know consequently a
little stiff I was
careful of her and (having
thoroughly oiled the universal
joint tested my gas felt of
her radiator made sure her springs were O.
K.)i went right to it flooded-the-carburetor cranked her
up,slipped the
clutch (and then somehow got into reverse she
kicked what
the hell) next
minute i was back in neutral tried and
again slo-wly;bare,ly nudg. ing(my
lev-er Right-
oh and her gears being in
A 1 shape passed
from low through
second-in-to-high like
greasedlightning) just as we turned the corner of Divinity
avenue i touched the accelerator and give
her the juice,good
was the first ride and believe I we was
happy to see how nice and acted right up to
the last minute coming back down by the Public
Gardens I slammed on
breaks Bothatonce and
brought allofher tremB
to a:dead.
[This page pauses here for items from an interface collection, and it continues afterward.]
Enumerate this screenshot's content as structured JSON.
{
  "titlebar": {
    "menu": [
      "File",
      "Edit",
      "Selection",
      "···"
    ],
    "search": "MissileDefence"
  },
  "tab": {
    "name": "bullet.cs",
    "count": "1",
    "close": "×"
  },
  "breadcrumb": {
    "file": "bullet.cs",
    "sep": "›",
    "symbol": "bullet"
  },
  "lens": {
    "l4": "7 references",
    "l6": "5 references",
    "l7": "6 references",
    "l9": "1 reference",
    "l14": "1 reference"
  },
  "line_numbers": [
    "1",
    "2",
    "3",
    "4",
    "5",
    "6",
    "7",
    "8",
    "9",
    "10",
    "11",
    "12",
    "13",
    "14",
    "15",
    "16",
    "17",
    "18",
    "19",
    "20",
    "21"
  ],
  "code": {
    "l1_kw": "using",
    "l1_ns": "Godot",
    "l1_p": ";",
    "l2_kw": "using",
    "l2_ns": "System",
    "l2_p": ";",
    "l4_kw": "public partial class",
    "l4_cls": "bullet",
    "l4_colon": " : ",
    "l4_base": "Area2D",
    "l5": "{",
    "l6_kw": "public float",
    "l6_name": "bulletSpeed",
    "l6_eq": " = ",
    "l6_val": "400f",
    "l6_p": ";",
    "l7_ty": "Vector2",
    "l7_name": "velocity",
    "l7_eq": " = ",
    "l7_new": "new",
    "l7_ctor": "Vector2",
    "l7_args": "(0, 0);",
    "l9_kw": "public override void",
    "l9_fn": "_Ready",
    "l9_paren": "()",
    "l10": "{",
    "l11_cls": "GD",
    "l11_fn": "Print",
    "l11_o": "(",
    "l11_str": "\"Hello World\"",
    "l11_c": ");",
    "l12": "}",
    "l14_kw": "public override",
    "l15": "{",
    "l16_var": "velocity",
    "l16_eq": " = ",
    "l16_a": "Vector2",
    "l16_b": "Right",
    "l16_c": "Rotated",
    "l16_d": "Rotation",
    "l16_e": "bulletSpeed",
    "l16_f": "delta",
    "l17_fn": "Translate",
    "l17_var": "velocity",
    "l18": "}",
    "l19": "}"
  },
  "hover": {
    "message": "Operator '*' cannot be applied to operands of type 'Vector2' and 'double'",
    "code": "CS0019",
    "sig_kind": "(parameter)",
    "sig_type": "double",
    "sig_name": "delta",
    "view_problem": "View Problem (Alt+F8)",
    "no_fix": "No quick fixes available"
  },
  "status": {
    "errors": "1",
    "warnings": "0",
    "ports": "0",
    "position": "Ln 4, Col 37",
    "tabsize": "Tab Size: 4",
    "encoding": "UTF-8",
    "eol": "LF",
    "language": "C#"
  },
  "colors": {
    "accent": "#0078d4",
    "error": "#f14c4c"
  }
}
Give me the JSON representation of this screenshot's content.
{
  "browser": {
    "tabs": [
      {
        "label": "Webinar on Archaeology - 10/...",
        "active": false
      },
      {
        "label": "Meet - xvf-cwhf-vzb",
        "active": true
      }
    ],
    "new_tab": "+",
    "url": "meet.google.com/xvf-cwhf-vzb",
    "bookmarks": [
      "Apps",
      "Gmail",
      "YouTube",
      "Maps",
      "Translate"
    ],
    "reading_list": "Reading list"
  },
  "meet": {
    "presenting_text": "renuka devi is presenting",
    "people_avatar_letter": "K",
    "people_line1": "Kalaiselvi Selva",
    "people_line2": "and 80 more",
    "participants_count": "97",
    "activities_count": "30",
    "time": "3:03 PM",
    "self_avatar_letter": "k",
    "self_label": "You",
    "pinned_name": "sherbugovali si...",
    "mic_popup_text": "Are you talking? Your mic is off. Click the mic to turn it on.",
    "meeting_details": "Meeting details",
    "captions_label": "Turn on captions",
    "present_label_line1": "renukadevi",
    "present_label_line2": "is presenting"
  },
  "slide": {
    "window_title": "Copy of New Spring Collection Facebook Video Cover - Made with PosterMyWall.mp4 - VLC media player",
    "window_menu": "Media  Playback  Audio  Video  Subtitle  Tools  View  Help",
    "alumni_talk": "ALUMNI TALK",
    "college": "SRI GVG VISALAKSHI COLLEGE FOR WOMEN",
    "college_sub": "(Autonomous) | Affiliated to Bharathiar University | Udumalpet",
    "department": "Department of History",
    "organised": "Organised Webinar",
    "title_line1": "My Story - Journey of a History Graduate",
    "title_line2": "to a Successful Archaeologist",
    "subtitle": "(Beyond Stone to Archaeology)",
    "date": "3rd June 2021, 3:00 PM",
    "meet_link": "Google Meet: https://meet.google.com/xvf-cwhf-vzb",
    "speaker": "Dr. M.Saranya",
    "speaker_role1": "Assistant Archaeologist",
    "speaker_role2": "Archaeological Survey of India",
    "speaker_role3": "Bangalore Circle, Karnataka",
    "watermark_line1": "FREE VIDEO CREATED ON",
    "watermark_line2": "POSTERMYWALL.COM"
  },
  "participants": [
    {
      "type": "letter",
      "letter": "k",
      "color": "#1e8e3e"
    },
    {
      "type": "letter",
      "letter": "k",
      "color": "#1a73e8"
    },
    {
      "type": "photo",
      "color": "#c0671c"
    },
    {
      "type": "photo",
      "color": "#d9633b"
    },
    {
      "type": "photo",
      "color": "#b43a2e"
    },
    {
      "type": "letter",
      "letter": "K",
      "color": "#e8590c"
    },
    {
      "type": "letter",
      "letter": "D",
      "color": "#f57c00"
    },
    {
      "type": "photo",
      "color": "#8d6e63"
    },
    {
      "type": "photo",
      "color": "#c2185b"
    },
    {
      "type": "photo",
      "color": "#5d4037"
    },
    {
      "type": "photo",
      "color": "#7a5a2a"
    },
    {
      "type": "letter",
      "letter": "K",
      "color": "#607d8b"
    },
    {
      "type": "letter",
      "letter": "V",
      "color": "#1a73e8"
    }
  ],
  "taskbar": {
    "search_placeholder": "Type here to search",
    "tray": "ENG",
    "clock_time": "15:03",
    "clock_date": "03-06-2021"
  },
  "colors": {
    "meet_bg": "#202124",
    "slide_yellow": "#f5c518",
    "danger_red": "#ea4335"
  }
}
E. E. Cummings

The White

November 9, 2015

Snow drugs us to sleep
this evening.
All one
suddenly, houses and lawns
one landscape.
The bare trees holding
a white, stunned fruit–
it feels like love.
Filling the gutters and the pipes,
blessing the cracked pain,
gilding the claws of the pecan trees.
Yesterday the old woman
at the subway lay as if waiting
for a lover,
curled up tenderly, hugging
her knees. She smiled.
In her dreams,
each flake that touched her
was a grazing of lips.

I remember now how heroin
once made all the faces kind.
Even the face of the black girl
giggling She do stuff, don’t she
behind her hand at the 7-11.
At that moment, she knew me
better than anyone, and I loved her
for that. And the small
coin of blood in my palm
from a dropped cigarette–
how it loved me, wanting to stop bleeding.
The way the trees love us,
wanting to live again
under the snow, having already
seen the easier way, this whiteness.

Suzanne Paola

(Susanne Antonetta is the pen name for Suzanne Paola a US poet and bestselling author.)


And this would be the view: uncommunicative backs
of Suffolk humps; a broken line of freezing barbered trees
the wintering company of rooks.

If this were my life, my window
this my home, my day after day, I’d be obsessed
with cryptic shifts on grass of shadow

a cloud stalking the tractor’s progress
a dog’s outing, the baleful wintering company of rooks in curia.
Would I learn to calm the empty endless

window-shopping for events
for anything in the paper? For terror? I concoct a plot around
that dun figure sloping along the fence

to a defunct premises’ blackened windows
two other faceless persons are lighting a bonfire in front of.
The brick’s slow rose glow

bloodies the January mist
and they’re off to warm their hands. I sense satanic heat
as the fire devours the grist

they feed on it. The fire is greedy as my eyes
for anything… how cold this stranger’s room, this home;
each dusk I’d light a meager fire

to stoke up the hoodoo with showers of sparks
warm up my soul in front of while dusk extinguished
the broken line of barbered trees.

And if I could be still?
Allow the nothing? Just watch rooks land and stalk, red willows flare
against another morning’s pale

cold. How cold would be this nothing more
this fear. Who are they? What are they doing?
Another faceless one sidles through the broken wall.

Judy Gahagan

(Judy Gahagan left behind academic psychology to write poetry, fiction and essays and to explore the thinking in archetypal psychology and ecological thought, both of which with her own work as poet have informed the courses she has run for the Poetry School London. She has published extensively in magazines, won many prizes and published two poetry pamphlets: Ghosting The Cities and When The Whole Mood Changed both from Artemis, and two full collections: Crossing The No-man’s Land (Flambard) and Night Calling (Enitharmon) as well as a collection of short stories: Did Gustav Mahler Ski? (New Directions, New York). She has also published translations of poetry from German and Italian. )

Good Morning…

November 9, 2015